Not too complicated, maybe so simple that you’ve seen it before -- this one did the trick for me last night. It’s like all the recipes from A Painter’s Kitchen -- a compilation of the recipes that Georgia O’Keefe served up at Ghost Ranch -- very few ingredients are required -- what matters most is careful attention to the details of its preparation.
Cabbage Salad with Apple and
½ small green or red cabbage (I used green)
1 small apple with a sweet and tart flavor
walnutspecans (I don’t like walnuts so much) Herb salad dressingThe recipe for the mustard-based dressing shows up earlier in the book, but you could use your favorite and it would work well here. I followed the advice of the intro accompanying the recipe and threw in a little Greek yogurt instead.
Halve and core the cabbage half. Slice into fine shreds – no wider than 1/8 inch and no longer than 2 inches. Slice the apple into chunks about ¼ inch thick and a ½ inch square. (If the apple isn’t organic you may want to skin that bitter peel off first.) Break the pecans up so they’re about the same size as the apple pieces.
Toss the cabbage, apple and pecan pieces together. In a side dish, mix together the yogurt – best if it’s Greek and whole fat (I used FAGE Total Classic) with a splash of lemon juice.
Once that’s where you like it, mix it in with that perky eat-me-now-I’m-so-crisp-and-lovely sliced goodness that you mixed up in the other bowl.

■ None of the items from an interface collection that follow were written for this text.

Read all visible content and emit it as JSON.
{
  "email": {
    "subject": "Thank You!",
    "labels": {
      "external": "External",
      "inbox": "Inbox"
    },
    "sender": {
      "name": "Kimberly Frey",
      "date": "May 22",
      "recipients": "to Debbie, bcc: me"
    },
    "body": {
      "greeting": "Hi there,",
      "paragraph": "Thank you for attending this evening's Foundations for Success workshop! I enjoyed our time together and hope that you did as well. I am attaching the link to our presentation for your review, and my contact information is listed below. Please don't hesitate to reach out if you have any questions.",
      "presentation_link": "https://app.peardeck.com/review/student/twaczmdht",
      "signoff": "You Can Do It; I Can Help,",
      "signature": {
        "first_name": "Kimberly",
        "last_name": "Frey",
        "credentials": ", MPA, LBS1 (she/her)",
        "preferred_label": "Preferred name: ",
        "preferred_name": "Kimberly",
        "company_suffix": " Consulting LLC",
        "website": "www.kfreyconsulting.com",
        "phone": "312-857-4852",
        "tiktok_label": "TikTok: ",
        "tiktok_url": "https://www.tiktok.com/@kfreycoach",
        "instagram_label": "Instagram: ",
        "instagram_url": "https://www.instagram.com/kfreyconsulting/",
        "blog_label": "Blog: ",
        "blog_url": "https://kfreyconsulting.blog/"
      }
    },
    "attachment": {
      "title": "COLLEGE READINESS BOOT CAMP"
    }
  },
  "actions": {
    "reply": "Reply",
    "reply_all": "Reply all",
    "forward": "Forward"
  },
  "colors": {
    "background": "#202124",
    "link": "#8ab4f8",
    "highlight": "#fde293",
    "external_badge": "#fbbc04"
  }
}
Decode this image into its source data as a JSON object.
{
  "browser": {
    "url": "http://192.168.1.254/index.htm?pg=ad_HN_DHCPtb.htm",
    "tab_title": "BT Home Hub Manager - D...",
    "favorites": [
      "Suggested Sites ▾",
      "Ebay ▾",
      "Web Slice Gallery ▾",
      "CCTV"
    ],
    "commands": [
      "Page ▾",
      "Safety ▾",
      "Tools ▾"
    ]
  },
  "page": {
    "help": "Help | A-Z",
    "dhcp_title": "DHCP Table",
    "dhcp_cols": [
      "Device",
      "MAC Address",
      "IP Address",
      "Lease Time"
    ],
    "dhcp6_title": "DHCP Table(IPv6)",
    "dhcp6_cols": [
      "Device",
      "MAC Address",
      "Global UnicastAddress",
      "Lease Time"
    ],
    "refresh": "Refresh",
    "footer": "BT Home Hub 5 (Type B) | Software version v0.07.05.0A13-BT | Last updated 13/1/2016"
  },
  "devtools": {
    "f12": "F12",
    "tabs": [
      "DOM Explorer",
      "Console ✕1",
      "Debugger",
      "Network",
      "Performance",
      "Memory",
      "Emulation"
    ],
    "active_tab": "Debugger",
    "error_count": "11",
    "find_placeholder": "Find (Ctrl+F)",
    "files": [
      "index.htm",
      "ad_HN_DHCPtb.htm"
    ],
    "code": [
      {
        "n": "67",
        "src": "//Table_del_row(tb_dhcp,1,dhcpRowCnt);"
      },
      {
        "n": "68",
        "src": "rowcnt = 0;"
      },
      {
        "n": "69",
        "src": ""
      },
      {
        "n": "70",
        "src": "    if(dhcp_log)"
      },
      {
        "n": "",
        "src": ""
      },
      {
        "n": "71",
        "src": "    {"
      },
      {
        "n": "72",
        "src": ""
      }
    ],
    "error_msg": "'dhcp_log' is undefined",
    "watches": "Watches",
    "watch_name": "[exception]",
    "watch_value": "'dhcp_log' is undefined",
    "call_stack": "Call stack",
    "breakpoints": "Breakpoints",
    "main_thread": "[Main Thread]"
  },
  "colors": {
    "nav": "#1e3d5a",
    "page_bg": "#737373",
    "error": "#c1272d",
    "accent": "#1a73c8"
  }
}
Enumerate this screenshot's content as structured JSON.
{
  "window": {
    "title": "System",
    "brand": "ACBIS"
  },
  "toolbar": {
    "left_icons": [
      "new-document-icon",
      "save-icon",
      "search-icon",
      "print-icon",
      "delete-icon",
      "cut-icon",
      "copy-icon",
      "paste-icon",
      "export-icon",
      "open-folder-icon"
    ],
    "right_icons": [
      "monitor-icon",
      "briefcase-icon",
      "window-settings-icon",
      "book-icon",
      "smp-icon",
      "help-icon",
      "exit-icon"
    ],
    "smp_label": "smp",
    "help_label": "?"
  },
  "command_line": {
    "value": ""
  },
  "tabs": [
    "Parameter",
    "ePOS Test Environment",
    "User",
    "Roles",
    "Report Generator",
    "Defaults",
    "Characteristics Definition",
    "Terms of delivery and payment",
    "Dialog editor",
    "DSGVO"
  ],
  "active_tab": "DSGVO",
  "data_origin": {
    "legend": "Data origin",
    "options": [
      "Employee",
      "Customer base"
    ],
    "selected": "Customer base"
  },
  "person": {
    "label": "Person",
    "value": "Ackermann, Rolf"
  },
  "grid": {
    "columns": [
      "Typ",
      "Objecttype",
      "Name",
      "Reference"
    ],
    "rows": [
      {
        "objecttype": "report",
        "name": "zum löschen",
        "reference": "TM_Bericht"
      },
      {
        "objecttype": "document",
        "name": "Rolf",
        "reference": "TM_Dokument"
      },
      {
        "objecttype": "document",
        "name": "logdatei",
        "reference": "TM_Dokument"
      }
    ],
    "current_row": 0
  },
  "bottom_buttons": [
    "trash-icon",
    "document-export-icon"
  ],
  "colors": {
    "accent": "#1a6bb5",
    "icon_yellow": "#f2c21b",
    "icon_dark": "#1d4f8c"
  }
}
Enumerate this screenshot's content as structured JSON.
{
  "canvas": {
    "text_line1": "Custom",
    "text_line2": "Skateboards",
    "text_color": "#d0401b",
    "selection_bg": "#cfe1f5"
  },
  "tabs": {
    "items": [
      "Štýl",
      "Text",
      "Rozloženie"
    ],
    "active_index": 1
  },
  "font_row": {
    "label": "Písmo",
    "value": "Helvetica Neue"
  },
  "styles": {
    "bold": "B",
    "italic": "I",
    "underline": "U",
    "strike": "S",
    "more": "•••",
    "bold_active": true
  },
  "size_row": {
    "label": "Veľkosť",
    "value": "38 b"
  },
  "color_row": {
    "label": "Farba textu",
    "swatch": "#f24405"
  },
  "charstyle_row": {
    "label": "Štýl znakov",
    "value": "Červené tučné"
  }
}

Serves 4 to 6.
Freely adapted from A Painter’s Kitchen: Recipes from the kitchen of Georgia O’Keefe